───── Extracted information

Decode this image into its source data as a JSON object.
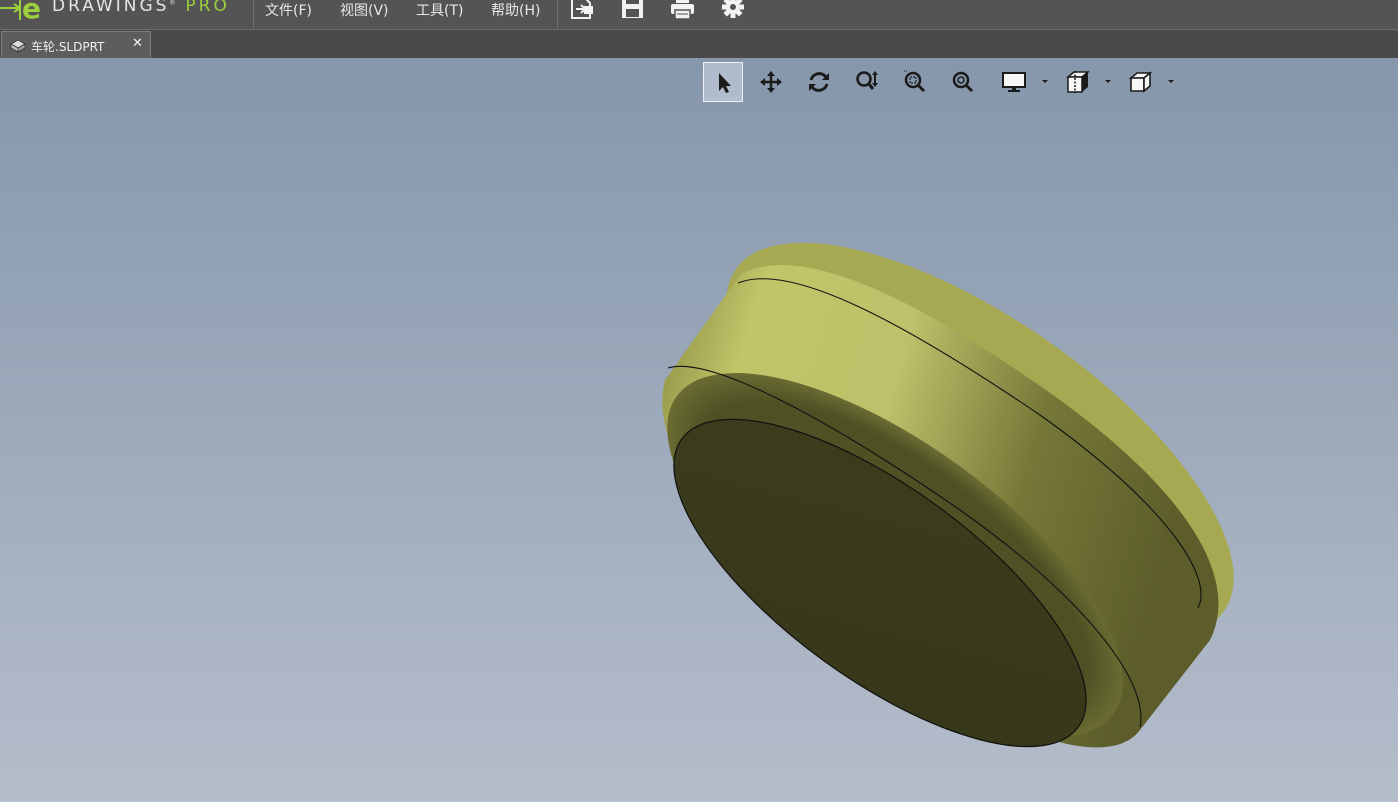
{
  "app": {
    "logo_brand": "DRAWINGS",
    "logo_edition": "PRO",
    "logo_tm": "®",
    "accent_color": "#9ccf3c"
  },
  "menu": {
    "items": [
      {
        "label": "文件(F)"
      },
      {
        "label": "视图(V)"
      },
      {
        "label": "工具(T)"
      },
      {
        "label": "帮助(H)"
      }
    ]
  },
  "quick_access": [
    {
      "icon": "open-icon"
    },
    {
      "icon": "save-icon"
    },
    {
      "icon": "print-icon"
    },
    {
      "icon": "gear-icon"
    }
  ],
  "tabs": [
    {
      "label": "车轮.SLDPRT",
      "close": "✕",
      "icon": "part-icon"
    }
  ],
  "view_toolbar": [
    {
      "icon": "select-arrow-icon",
      "active": true
    },
    {
      "icon": "pan-icon"
    },
    {
      "icon": "rotate-icon"
    },
    {
      "icon": "zoom-in-out-icon"
    },
    {
      "icon": "zoom-to-area-icon"
    },
    {
      "icon": "zoom-to-fit-icon"
    },
    {
      "icon": "display-style-icon",
      "dropdown": true
    },
    {
      "icon": "section-view-icon",
      "dropdown": true
    },
    {
      "icon": "standard-views-icon",
      "dropdown": true
    }
  ],
  "model": {
    "name": "wheel",
    "color": "#b8bb5c",
    "shadow_color": "#3b3b1d"
  }
}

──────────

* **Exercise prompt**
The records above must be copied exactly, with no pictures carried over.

* **Your solution**
Decode this image into its source data as a JSON object.
{
  "app": {
    "logo_brand": "DRAWINGS",
    "logo_edition": "PRO",
    "logo_tm": "®",
    "accent_color": "#9ccf3c"
  },
  "menu": {
    "items": [
      {
        "label": "文件(F)"
      },
      {
        "label": "视图(V)"
      },
      {
        "label": "工具(T)"
      },
      {
        "label": "帮助(H)"
      }
    ]
  },
  "quick_access": [
    {
      "icon": "open-icon"
    },
    {
      "icon": "save-icon"
    },
    {
      "icon": "print-icon"
    },
    {
      "icon": "gear-icon"
    }
  ],
  "tabs": [
    {
      "label": "车轮.SLDPRT",
      "close": "✕",
      "icon": "part-icon"
    }
  ],
  "view_toolbar": [
    {
      "icon": "select-arrow-icon",
      "active": true
    },
    {
      "icon": "pan-icon"
    },
    {
      "icon": "rotate-icon"
    },
    {
      "icon": "zoom-in-out-icon"
    },
    {
      "icon": "zoom-to-area-icon"
    },
    {
      "icon": "zoom-to-fit-icon"
    },
    {
      "icon": "display-style-icon",
      "dropdown": true
    },
    {
      "icon": "section-view-icon",
      "dropdown": true
    },
    {
      "icon": "standard-views-icon",
      "dropdown": true
    }
  ],
  "model": {
    "name": "wheel",
    "color": "#b8bb5c",
    "shadow_color": "#3b3b1d"
  }
}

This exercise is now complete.